Tit 2:13-14. Looking — With eager desire and lively expectation; for the blessed hope — That is, for the blessedness for which we hope; the grace of hope being here put for the object of it, future and eternal felicity. And the glorious appearing — Very different from his former appearance in a state of poverty, reproach, and suffering; of the great God and our Saviour — The original expression, επιφανειαν της δοξης του μεγαλου Θεου και Σωτηρος ημων, are literally, the appearing, or manifestation, of the glory of the great God and our Saviour Jesus Christ: or, of the great God, even our Saviour Jesus Christ. If the words be taken in the former sense, the apostle may be considered as alluding to our Lord’s words, Luk 9:26, where the Lord Jesus is spoken of as coming in his own glory and in his Father’s, and of his holy angels; and, (Mat 16:27,) the Son of man shall come in the glory of the Father with his angels. Beza, however, is of opinion, that one person only is spoken of, namely, Jesus Christ, to whom he thinks the title of the great God is given in this verse; and with him Whitby agrees, both because the article is wanting before Σωτηρος, Saviour, and because, as God the Father is not said properly to appear, so the word επιφανεια, appearing, never occurs in the New Testament but when it is applied to Jesus Christ. But to this Macknight answers, “1st, That the article wanting before Saviour may be supplied, as our translators have done here before επιφανεια, appearing, and elsewhere, particularly Eph 5:5, In the kingdom, του Χριστου και Θεου, of Christ and of God. and, 2d, That the apostle does not speak of the appearing of the Father, but of the appearing of the glory of the Father; agreeably to what Christ himself declared, that at his return to judgment he will appear surrounded with the glory of his Father.” Whitby, however, as an additional reason for thinking that Christ is only spoken of, observes, that “not only all the ancient commentators on the place do so interpret this text, but the Ante-Nicene Fathers also; Hippolytus speaking of the appearance of our God and Saviour Jesus Christ, and Clemens of Alexandria proving Christ to be both God and man, our Creator, and the Author of all our good things, from these very words of St. Paul.” Who gave himself for us — Namely, to die in our stead; that he might redeem us — Miserable bond-slaves; from all iniquity — As well from the power and the very being, as from the guilt of our sins; and purify to himself — From all pollution of flesh and spirit, (see on 2Co 7:1,) a peculiar people — Who should thankfully own themselves his property, and express their gratitude for such inestimable favours, by being not only careful to avoid the practice of evil, but zealous of good works — Active in all the duties of life, and in every office of righteousness and goodness to each other. “This is said in allusion to Exo 19:5; Deu 7:6, where God calls the Jews a peculiar and a special people to himself, because he had made them his property by redeeming them from the bondage of Egypt, and had distinguished them from the rest of mankind as his, by rites and ordinances of his own appointment. Christ hath made believers his peculiar people by giving himself for them, to redeem them from all iniquity, and to purify them to himself, a people zealous, not of rites and ceremonies, but of good works. This being the great end of Christ’s death, how dare any person, pretending to be one of Christ’s people, either speak or think lightly of good works, as not necessary to salvation? — Macknight.

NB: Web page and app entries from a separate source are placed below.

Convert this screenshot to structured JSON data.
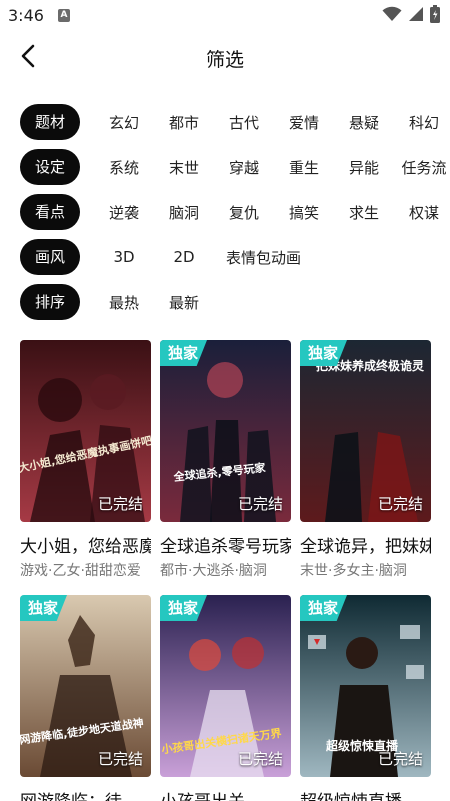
{
  "status_bar": {
    "time": "3:46",
    "app_icon_label": "A",
    "icons": [
      "wifi-icon",
      "signal-icon",
      "battery-icon"
    ]
  },
  "header": {
    "title": "筛选",
    "back_icon": "chevron-left-icon"
  },
  "filters": [
    {
      "label": "题材",
      "options": [
        "玄幻",
        "都市",
        "古代",
        "爱情",
        "悬疑",
        "科幻"
      ]
    },
    {
      "label": "设定",
      "options": [
        "系统",
        "末世",
        "穿越",
        "重生",
        "异能",
        "任务流"
      ]
    },
    {
      "label": "看点",
      "options": [
        "逆袭",
        "脑洞",
        "复仇",
        "搞笑",
        "求生",
        "权谋"
      ]
    },
    {
      "label": "画风",
      "options": [
        "3D",
        "2D",
        "表情包动画"
      ]
    },
    {
      "label": "排序",
      "options": [
        "最热",
        "最新"
      ]
    }
  ],
  "cards": [
    {
      "title": "大小姐，您给恶魔…",
      "tags": "游戏·乙女·甜甜恋爱",
      "badge": "",
      "status": "已完结",
      "cover_caption": "大小姐,您给恶魔执事画饼吧",
      "colors": [
        "#3a1014",
        "#a63a45"
      ]
    },
    {
      "title": "全球追杀零号玩家",
      "tags": "都市·大逃杀·脑洞",
      "badge": "独家",
      "status": "已完结",
      "cover_caption": "全球追杀,零号玩家",
      "colors": [
        "#1a1f3a",
        "#7a2a3c"
      ]
    },
    {
      "title": "全球诡异，把妹妹…",
      "tags": "末世·多女主·脑洞",
      "badge": "独家",
      "status": "已完结",
      "cover_caption": "把妹妹养成终极诡灵",
      "colors": [
        "#1c2733",
        "#5d1a1c"
      ]
    },
    {
      "title": "网游降临：徒…",
      "tags": "",
      "badge": "独家",
      "status": "已完结",
      "cover_caption": "网游降临,徒步地天道战神",
      "colors": [
        "#d9c9b0",
        "#6a4a34"
      ]
    },
    {
      "title": "小孩哥出关…",
      "tags": "",
      "badge": "独家",
      "status": "已完结",
      "cover_caption": "小孩哥出关横扫诸天万界",
      "colors": [
        "#2a2150",
        "#c9a0d8"
      ]
    },
    {
      "title": "超级惊悚直播",
      "tags": "",
      "badge": "独家",
      "status": "已完结",
      "cover_caption": "超级惊悚直播",
      "colors": [
        "#0f2a33",
        "#9fb7c0"
      ]
    }
  ]
}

Tit 2:15. These things — Namely, concerning the universality of divine grace, and the excellent purposes for which it is given, the coming of Christ to judgment, the end for which he died during his first appearing on earth, and concerning the character of his people as zealous of good works; speak and exhort — Show them their duty, and exhort them to comply with it. And rebuke — All opposers, or confute (as ελεγχε also means) such as teach otherwise; with all the authority due to truth, and as one that knows he has a divine commission to support him. Let no man despise thee — That is, let none have just cause to despise thee: yet they surely will. Men who know not God, will despise a true minister of his word.